David Noel, one of the founders of the MVP Track Club, was laid to rest last Saturday, December 11, with his colleagues singing his praises and reflecting on his contribution to athletics in Jamaica.
Noel, who was club secretary emeritus at the time of his passing, was hailed as being crucial in the club's development by coach Stephen Francis. The coach was among those packing the Church of the Ascension in Mona, where the thanksgiving service for Mr Noel's life was held.
A native of Trinidad and Tobago who came to Jamaica to attend the University of the West Indies, Noel later taught at Wolmers' Boys School where he joined Francis, Bruce James and Francis' brother Paul to form the MVP in 1999.
"David Noel was very important both in the Wolmer's programme when I was at Wolmer's coaching, and when I left there and began to focus on MVP and UTech," Stephen recalled. "He was also very, very crucial."
ATTENTIVE TO DETAIL
Remembering Noel as attentive to detail, the coach said, "He supported me in a lot of what I did but there were times when he would say, 'No, no, I think we should do it this way'".
"It was proven over the years that you should listen when he said no," he added.
Brigitte Foster-Hylton, the 2009 100m hurdles world champion was also in attendance and described Noel's death as a big loss.
"He's one of the founding members and I must say contributed to my professional career," she remembered. "He'll always be in my heart, and I truly miss him."
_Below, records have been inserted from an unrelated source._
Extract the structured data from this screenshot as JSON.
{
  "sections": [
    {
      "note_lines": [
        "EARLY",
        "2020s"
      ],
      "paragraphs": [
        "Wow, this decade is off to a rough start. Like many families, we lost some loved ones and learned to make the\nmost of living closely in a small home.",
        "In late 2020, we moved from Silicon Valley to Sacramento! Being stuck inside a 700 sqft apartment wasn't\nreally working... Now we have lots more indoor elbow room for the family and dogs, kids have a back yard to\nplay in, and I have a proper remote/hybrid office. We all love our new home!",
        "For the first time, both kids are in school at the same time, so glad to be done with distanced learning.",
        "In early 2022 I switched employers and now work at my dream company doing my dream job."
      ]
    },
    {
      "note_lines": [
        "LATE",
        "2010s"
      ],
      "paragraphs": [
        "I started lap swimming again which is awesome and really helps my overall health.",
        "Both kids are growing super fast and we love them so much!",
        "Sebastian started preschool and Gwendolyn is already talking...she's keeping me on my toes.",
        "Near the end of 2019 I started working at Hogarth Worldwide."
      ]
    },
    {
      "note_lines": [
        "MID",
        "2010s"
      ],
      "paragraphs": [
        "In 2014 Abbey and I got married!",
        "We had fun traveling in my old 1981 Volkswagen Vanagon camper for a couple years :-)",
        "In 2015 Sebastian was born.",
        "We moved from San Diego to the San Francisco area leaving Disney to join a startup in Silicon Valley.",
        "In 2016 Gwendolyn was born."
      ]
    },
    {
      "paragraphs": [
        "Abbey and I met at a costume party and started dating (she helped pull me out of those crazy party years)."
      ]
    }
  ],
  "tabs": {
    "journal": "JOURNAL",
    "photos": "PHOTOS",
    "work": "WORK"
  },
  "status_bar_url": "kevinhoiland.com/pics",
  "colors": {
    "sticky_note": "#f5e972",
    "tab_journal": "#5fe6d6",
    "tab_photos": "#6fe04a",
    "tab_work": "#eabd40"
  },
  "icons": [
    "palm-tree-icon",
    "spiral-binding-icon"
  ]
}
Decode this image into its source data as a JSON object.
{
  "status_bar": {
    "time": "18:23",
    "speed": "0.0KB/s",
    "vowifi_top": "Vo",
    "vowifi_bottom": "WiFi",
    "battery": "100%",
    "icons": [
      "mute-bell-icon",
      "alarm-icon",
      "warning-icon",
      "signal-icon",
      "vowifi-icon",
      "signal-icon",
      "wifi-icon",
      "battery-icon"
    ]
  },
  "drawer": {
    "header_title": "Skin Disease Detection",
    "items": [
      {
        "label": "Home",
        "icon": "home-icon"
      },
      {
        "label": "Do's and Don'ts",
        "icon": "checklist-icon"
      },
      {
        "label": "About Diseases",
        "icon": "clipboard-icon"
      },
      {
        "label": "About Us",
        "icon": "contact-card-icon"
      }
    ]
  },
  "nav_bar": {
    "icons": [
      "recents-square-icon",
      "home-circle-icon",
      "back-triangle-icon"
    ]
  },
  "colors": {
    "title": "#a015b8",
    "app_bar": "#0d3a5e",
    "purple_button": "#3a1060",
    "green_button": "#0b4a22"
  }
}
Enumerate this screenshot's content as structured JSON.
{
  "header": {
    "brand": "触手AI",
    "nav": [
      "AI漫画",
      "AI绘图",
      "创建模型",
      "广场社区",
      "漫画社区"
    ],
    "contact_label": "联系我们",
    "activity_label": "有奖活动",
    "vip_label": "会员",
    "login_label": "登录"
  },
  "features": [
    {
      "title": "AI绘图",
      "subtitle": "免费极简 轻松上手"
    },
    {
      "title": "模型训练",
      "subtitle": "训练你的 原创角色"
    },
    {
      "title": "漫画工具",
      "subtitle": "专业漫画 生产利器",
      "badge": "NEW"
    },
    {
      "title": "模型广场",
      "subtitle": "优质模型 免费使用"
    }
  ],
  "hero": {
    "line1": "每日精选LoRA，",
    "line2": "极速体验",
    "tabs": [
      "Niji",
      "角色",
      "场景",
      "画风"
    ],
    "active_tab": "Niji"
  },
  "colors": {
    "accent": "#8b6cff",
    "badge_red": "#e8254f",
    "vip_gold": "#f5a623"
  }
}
James, the club's president, told the congregation that Noel bridged the gap between success and failure. James recounted Noel's love of track and field which saw him watching and working as an official at meets all over Jamaica.
Asked for his presiding memory of his friend and colleague, James said, "The fact that, in his strong, silent way he was able to influence the MVP's direction and by influencing MVP, he therefore influenced Jamaica's track and field direction without needing any fanfare or any praise."
Mr Noel died at age 80 after a long illness.
- Hubert Lawrence